* [Work request] Pick each line that has "name" out of the records.

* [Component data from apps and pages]
========================

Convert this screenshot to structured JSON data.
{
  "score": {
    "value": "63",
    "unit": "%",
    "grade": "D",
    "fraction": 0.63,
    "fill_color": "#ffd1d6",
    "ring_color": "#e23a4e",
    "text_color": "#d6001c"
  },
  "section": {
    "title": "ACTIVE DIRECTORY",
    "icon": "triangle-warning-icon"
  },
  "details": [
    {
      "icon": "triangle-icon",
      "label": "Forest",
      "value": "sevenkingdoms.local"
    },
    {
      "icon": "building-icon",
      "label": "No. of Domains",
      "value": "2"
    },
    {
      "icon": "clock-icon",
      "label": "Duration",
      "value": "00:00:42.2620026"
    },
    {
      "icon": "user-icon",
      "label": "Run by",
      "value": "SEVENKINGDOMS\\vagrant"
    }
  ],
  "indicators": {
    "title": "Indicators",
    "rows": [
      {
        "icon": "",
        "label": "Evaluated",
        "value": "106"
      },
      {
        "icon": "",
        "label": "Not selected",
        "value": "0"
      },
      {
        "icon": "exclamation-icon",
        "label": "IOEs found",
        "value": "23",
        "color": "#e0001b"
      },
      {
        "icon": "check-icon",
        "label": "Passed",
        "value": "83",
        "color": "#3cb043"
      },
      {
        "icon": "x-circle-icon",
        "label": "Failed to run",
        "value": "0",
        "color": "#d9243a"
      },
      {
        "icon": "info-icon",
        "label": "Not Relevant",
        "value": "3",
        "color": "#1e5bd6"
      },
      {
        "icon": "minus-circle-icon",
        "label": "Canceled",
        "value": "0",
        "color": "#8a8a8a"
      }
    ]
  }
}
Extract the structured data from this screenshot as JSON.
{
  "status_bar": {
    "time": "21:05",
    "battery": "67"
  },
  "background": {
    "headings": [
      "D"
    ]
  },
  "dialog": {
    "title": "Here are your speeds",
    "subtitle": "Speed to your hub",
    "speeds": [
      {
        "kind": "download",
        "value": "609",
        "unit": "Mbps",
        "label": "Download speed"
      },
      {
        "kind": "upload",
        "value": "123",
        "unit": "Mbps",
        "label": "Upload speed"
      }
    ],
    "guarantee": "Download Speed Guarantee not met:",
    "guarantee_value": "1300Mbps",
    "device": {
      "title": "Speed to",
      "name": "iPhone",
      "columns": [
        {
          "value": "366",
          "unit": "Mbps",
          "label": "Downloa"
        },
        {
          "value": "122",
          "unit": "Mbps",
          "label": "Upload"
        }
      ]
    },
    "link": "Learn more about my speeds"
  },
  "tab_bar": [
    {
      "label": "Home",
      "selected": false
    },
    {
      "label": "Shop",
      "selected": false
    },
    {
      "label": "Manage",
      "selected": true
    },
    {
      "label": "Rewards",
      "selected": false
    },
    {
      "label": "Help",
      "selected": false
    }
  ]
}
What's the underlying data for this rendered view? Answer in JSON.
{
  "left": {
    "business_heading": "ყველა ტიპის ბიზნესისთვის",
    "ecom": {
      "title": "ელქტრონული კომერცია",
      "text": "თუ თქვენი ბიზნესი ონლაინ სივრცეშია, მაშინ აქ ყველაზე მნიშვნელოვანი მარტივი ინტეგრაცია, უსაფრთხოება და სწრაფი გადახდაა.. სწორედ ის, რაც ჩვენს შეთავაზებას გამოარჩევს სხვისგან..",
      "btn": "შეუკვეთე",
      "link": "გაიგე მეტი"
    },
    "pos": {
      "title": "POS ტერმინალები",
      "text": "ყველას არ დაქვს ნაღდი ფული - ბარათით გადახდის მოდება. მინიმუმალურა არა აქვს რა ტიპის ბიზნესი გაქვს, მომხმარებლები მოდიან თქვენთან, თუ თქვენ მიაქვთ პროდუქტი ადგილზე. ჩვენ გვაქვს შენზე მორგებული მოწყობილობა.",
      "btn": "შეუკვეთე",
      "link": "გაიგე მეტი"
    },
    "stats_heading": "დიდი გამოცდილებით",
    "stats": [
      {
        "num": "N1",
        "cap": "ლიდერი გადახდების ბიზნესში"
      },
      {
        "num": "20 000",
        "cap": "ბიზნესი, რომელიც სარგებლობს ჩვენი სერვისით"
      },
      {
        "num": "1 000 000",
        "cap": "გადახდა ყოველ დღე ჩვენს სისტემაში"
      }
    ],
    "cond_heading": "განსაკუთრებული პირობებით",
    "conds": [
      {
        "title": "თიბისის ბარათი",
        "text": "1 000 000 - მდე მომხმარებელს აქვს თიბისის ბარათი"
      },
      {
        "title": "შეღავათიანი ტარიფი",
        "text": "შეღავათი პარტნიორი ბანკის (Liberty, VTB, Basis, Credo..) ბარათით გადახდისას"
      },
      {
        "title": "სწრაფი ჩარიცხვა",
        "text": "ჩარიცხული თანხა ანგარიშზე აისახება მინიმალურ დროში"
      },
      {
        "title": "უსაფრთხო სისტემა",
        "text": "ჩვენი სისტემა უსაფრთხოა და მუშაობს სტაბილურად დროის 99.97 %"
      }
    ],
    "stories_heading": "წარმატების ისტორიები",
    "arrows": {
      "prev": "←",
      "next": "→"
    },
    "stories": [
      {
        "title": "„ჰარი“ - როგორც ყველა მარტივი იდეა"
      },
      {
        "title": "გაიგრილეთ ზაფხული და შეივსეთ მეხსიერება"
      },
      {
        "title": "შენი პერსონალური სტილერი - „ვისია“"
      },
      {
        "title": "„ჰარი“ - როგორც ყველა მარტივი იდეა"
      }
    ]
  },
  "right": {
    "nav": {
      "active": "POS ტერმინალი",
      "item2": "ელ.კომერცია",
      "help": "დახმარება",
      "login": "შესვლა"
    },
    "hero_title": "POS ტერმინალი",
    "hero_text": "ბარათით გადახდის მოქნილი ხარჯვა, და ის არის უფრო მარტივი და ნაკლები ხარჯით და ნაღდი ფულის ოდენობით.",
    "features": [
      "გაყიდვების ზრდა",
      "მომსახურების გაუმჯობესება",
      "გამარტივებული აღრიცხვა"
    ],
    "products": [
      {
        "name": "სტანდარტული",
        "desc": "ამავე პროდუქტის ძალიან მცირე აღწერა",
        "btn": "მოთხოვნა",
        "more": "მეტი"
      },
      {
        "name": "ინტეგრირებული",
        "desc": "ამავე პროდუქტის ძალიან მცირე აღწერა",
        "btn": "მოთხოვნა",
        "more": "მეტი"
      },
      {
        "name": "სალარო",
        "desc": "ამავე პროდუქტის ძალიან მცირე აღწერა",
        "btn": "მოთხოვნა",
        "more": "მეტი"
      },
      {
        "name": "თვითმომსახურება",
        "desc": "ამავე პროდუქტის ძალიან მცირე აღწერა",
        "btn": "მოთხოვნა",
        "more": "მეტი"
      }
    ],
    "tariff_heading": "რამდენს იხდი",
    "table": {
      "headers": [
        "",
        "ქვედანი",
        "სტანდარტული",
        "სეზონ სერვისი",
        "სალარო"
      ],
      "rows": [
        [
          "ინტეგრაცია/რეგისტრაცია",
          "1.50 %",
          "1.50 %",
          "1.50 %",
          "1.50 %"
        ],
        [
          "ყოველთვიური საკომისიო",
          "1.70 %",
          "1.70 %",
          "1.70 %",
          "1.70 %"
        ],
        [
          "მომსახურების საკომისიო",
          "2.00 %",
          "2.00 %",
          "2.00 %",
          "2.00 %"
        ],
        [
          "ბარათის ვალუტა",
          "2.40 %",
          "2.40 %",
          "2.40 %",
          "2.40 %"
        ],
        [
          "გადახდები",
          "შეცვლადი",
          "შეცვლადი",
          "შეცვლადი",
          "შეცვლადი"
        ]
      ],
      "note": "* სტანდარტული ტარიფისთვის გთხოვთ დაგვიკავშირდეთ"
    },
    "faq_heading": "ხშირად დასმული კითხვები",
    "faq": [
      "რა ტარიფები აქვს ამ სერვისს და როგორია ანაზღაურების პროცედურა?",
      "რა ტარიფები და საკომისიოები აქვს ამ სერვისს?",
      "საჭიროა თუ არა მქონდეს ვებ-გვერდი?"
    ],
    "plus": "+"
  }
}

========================

* [Problem solution]
      "name": "iPhone",
        "name": "სტანდარტული",
        "name": "ინტეგრირებული",
        "name": "სალარო",
        "name": "თვითმომსახურება",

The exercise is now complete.